WORK REQUIRED: Aside from the pictures, copy the listing exactly.
####
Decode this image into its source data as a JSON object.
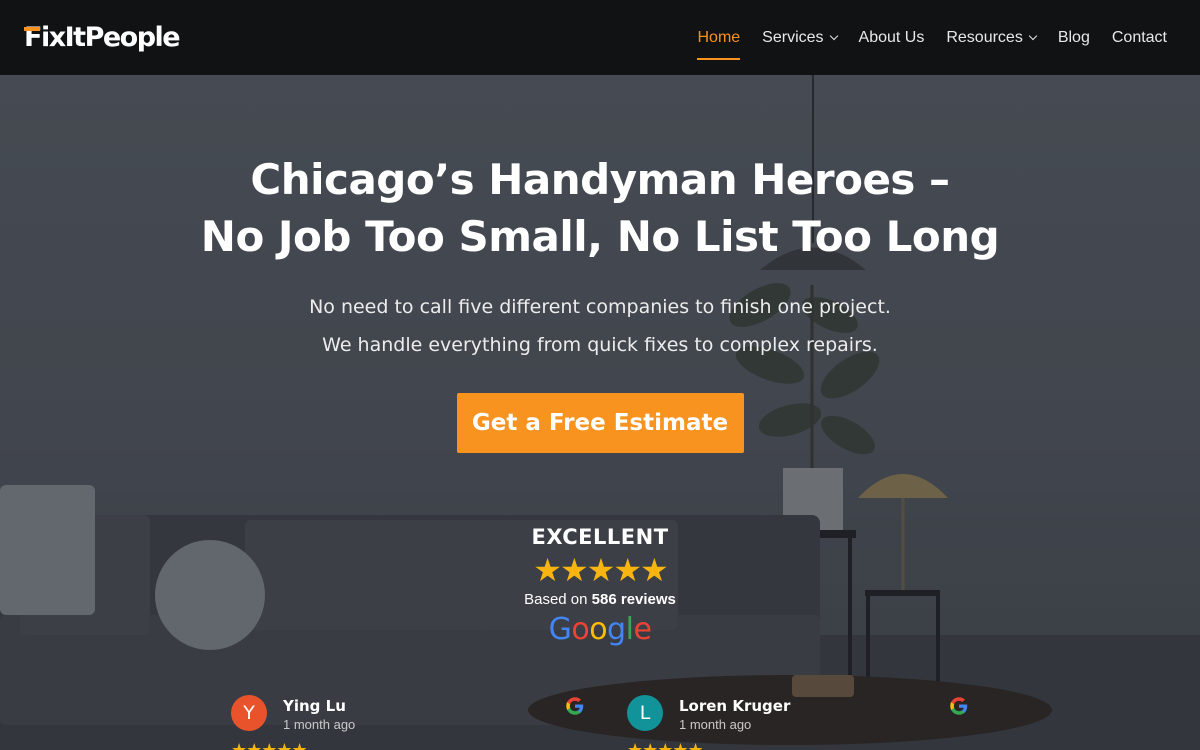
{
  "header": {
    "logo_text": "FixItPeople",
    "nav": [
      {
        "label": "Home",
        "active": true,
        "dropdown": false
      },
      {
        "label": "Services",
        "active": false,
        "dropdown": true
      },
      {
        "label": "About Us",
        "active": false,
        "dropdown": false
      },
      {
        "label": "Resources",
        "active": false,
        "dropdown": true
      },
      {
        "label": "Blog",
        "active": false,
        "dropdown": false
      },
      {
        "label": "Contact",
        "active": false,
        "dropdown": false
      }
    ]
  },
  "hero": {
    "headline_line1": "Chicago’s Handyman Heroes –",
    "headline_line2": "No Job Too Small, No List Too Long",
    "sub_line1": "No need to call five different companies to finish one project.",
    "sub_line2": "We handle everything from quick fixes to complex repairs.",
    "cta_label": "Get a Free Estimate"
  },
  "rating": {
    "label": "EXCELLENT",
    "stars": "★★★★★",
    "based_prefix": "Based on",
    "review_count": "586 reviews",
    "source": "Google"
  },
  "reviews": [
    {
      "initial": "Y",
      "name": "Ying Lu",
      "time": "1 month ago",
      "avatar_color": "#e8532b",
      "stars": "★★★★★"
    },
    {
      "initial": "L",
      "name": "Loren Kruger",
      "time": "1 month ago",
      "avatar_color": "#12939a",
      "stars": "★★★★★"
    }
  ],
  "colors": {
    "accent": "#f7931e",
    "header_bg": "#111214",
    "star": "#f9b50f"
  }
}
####
SOLUTION TO THE EXERCISE:
Decode this image into its source data as a JSON object.
{
  "header": {
    "logo_text": "FixItPeople",
    "nav": [
      {
        "label": "Home",
        "active": true,
        "dropdown": false
      },
      {
        "label": "Services",
        "active": false,
        "dropdown": true
      },
      {
        "label": "About Us",
        "active": false,
        "dropdown": false
      },
      {
        "label": "Resources",
        "active": false,
        "dropdown": true
      },
      {
        "label": "Blog",
        "active": false,
        "dropdown": false
      },
      {
        "label": "Contact",
        "active": false,
        "dropdown": false
      }
    ]
  },
  "hero": {
    "headline_line1": "Chicago’s Handyman Heroes –",
    "headline_line2": "No Job Too Small, No List Too Long",
    "sub_line1": "No need to call five different companies to finish one project.",
    "sub_line2": "We handle everything from quick fixes to complex repairs.",
    "cta_label": "Get a Free Estimate"
  },
  "rating": {
    "label": "EXCELLENT",
    "stars": "★★★★★",
    "based_prefix": "Based on",
    "review_count": "586 reviews",
    "source": "Google"
  },
  "reviews": [
    {
      "initial": "Y",
      "name": "Ying Lu",
      "time": "1 month ago",
      "avatar_color": "#e8532b",
      "stars": "★★★★★"
    },
    {
      "initial": "L",
      "name": "Loren Kruger",
      "time": "1 month ago",
      "avatar_color": "#12939a",
      "stars": "★★★★★"
    }
  ],
  "colors": {
    "accent": "#f7931e",
    "header_bg": "#111214",
    "star": "#f9b50f"
  }
}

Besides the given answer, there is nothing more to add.